Methods: We created a database in Kampala of deaths recorded by the City Mortuary, the Mulago Hospital Mortuary, and the Uganda Ministry of Health from July to December 2007. We analyzed the rate and odds ratios and compared them to data from the U.S. Centers for Disease Control and Prevention and the California Department of Public Health.
Results: In Kampala, 25% of all deaths were due to injuries (812/3303) versus 6% in SF and 7% in the United States. The odds of dying of injury in Kampala were 5.0 times higher than in SF and 4.2 times higher than in the United States. Age-standardized death rates indicate a 93% greater risk of dying from injury in Kampala than in SF. The mean age was lower in Kampala than in SF (29 vs. 44 years). The adult injury death rate (rate ratio, or RR) was higher in Kampala than in SF (2.3) or the United States (1.5). Head/neck injury was reported in 65% of injury deaths in Kampala compared to 34% in SF [odds ratio (OR) 3.7] and 28% in the US (OR 4.8).

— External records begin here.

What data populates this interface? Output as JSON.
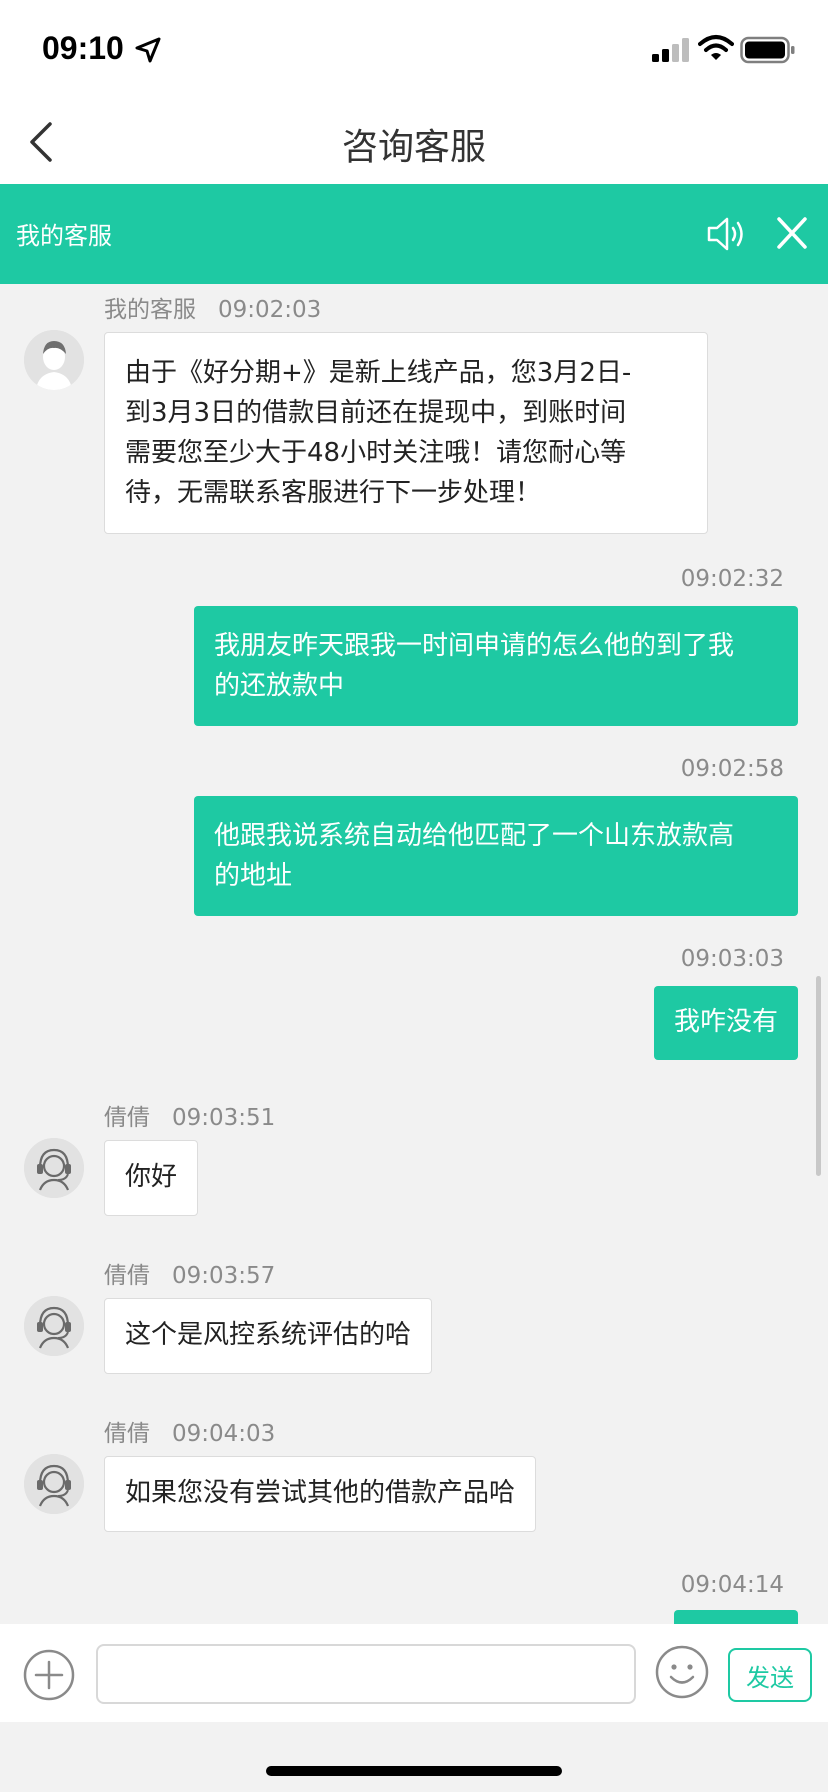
{
  "status": {
    "time": "09:10"
  },
  "nav": {
    "title": "咨询客服"
  },
  "agent_bar": {
    "title": "我的客服"
  },
  "messages": [
    {
      "side": "in",
      "sender": "我的客服",
      "time": "09:02:03",
      "avatar": "default-avatar-icon",
      "lines": [
        "由于《好分期+》是新上线产品，您3月2日-",
        "到3月3日的借款目前还在提现中，到账时间",
        "需要您至少大于48小时关注哦！请您耐心等",
        "待，无需联系客服进行下一步处理！"
      ]
    },
    {
      "side": "out",
      "time": "09:02:32",
      "lines": [
        "我朋友昨天跟我一时间申请的怎么他的到了我",
        "的还放款中"
      ]
    },
    {
      "side": "out",
      "time": "09:02:58",
      "lines": [
        "他跟我说系统自动给他匹配了一个山东放款高",
        "的地址"
      ]
    },
    {
      "side": "out",
      "time": "09:03:03",
      "lines": [
        "我咋没有"
      ]
    },
    {
      "side": "in",
      "sender": "倩倩",
      "time": "09:03:51",
      "avatar": "headset-agent-icon",
      "lines": [
        "你好"
      ]
    },
    {
      "side": "in",
      "sender": "倩倩",
      "time": "09:03:57",
      "avatar": "headset-agent-icon",
      "lines": [
        "这个是风控系统评估的哈"
      ]
    },
    {
      "side": "in",
      "sender": "倩倩",
      "time": "09:04:03",
      "avatar": "headset-agent-icon",
      "lines": [
        "如果您没有尝试其他的借款产品哈"
      ]
    },
    {
      "side": "out",
      "time": "09:04:14",
      "lines": [
        ""
      ]
    }
  ],
  "input": {
    "placeholder": "",
    "send_label": "发送"
  },
  "colors": {
    "accent": "#1ec9a3",
    "background": "#f2f2f2"
  }
}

Conclusions: Urban injury-related mortality is significantly higher in Uganda than in the United States. Injury preferentially affects adults in the prime of their economically productive years. These findings serve as a call for stronger injury prevention and control policies in Uganda.